For boys, the most likely sports to result in injuries are football, basketball, soccer, baseball and lacrosse. High school football players may play both high school and varsity, both offense and defense, or every minute of every game, something that would never be expected from a college or professional player, and this increases the risk of head injury.

If your child plays sports, it is important to make sure that he or she uses the proper protective equipment, such as helmets, in practice as well as games. About 62% of all sports related injuries occur during practice.

Many sports have associations which promote player safety and make safety related information available to parents. The National Cheer Safety Foundation, for example, has a website, www.nationalcheersafety.com/... with resources available to parents.

If you or a loved one has suffered a head injury because of someone else's negligence, please contact us at 304-881-0652 (local) or 877-341-2595 (toll free) for a free initial consultation. You may also contact us at our website, www.jfhumphreys.com.

Sources:

Brain Injury Association of America, "Brain Injury in Children," www.biausa.org...

Linda Flanigan, How Students Brains are in Danger on the Field, The Atlantic, Aug. 14, 2017 available on line at https://www.theatlantic.com/education/archive/2017/08/how-students-brains- are-in-danger...

American Academy of Pediatrics, Policy Statement: Cheerleading Injuries: Epidemiology and Recommendations for Prevention, Pediatrics 2012, 130:966-971.

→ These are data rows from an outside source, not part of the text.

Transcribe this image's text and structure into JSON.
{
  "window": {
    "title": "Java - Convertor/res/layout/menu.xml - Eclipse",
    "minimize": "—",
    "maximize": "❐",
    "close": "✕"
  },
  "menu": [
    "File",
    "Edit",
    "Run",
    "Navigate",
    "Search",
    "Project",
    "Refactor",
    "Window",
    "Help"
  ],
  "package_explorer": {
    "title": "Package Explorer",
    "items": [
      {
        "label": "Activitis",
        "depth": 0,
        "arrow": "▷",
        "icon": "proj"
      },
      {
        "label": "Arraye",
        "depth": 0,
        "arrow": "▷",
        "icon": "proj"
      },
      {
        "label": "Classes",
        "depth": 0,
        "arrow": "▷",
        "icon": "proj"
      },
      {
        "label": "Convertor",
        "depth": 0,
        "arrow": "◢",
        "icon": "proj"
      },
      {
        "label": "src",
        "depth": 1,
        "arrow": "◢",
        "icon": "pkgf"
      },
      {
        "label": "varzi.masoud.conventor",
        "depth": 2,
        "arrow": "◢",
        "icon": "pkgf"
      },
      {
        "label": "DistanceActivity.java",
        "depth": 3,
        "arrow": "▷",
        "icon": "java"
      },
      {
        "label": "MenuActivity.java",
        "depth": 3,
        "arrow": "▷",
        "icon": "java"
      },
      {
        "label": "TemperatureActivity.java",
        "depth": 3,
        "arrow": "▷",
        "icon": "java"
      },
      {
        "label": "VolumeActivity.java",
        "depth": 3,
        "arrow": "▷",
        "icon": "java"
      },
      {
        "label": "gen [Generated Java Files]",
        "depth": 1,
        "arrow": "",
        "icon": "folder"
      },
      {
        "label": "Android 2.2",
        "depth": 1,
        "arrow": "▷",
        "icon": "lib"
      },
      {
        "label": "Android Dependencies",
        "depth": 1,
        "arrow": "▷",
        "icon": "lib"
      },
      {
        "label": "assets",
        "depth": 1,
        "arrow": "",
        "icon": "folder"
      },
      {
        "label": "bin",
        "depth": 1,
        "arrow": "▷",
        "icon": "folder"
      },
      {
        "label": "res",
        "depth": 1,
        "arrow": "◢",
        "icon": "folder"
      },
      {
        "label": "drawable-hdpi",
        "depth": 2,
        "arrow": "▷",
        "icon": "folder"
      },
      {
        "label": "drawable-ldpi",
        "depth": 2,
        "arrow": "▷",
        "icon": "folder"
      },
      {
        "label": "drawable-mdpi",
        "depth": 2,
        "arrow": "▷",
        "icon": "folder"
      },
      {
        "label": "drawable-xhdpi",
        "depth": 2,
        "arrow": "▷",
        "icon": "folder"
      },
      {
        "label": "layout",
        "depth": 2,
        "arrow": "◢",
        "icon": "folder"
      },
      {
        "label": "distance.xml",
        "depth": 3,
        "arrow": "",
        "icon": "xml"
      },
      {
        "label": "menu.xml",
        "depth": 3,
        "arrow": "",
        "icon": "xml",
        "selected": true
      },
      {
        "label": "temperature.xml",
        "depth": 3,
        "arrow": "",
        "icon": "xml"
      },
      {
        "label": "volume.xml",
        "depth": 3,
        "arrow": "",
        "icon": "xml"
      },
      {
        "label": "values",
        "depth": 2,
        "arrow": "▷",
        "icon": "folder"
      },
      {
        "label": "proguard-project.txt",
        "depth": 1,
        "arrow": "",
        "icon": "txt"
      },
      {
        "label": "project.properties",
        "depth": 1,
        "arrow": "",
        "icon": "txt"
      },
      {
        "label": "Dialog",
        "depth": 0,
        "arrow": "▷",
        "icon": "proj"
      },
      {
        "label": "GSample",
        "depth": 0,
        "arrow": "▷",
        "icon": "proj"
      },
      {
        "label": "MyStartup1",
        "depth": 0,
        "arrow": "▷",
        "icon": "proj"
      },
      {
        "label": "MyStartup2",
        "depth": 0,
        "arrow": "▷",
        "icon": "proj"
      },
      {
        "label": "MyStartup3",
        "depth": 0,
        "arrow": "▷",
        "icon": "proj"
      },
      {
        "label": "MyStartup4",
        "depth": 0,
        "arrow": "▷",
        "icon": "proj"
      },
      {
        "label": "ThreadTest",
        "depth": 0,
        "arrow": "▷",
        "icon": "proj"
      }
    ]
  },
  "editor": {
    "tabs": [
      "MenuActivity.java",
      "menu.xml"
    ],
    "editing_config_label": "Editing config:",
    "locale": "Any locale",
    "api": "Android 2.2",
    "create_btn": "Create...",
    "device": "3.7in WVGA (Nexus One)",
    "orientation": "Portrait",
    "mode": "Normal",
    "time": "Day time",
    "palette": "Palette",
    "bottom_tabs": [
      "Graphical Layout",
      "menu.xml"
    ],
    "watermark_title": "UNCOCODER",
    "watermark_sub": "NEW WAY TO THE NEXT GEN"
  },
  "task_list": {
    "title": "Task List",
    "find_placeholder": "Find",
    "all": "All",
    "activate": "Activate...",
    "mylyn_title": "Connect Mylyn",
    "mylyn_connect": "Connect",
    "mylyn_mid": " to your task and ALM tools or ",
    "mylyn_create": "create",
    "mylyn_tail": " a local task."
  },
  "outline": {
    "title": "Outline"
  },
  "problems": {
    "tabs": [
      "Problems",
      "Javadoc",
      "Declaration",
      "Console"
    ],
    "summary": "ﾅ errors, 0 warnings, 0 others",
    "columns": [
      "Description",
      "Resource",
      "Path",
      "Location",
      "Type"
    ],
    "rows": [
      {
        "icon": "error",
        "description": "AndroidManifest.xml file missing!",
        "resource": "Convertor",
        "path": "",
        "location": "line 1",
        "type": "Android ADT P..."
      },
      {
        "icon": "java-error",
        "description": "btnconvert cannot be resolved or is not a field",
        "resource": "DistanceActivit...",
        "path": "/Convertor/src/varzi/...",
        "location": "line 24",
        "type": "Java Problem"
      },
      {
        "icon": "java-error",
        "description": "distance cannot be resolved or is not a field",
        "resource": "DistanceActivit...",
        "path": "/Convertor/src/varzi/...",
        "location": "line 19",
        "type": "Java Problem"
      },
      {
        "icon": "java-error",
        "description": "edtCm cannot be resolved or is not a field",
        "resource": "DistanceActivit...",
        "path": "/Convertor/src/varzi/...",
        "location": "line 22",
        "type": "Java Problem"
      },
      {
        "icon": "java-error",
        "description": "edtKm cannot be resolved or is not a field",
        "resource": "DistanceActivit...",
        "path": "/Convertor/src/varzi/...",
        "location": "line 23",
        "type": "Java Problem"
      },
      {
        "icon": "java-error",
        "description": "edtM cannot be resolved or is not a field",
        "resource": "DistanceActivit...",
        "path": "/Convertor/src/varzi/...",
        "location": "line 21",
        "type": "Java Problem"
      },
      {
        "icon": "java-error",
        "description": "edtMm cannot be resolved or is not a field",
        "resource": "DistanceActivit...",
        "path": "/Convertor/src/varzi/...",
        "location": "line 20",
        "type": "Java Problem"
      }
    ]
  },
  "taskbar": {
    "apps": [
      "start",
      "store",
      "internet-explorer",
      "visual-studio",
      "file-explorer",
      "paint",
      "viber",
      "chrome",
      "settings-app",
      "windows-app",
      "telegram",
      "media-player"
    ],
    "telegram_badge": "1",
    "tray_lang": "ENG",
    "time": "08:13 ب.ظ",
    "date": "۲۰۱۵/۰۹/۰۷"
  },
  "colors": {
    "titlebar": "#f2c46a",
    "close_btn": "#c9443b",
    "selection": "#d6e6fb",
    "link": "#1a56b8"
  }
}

Great! Schools, "The 5 Most Dangerous Sports for Boys," https://www.greatschools.org/gk/articles/five-most-dangerous- sports-for boys...

American Association of Neurological Surgeons, "Sports-related Head Injury," http://www.aans.org/Patients/Neurological-Conditions-and-Treatments/Sports-related...

Health, "The Truth About Women and Concussions," www.heath.com

Reuters Health, "Sport-related concussions more common in high school girls," https://www.reuters.com/.../us-health-adolescents-sports-concussions-idUSKBN17L28...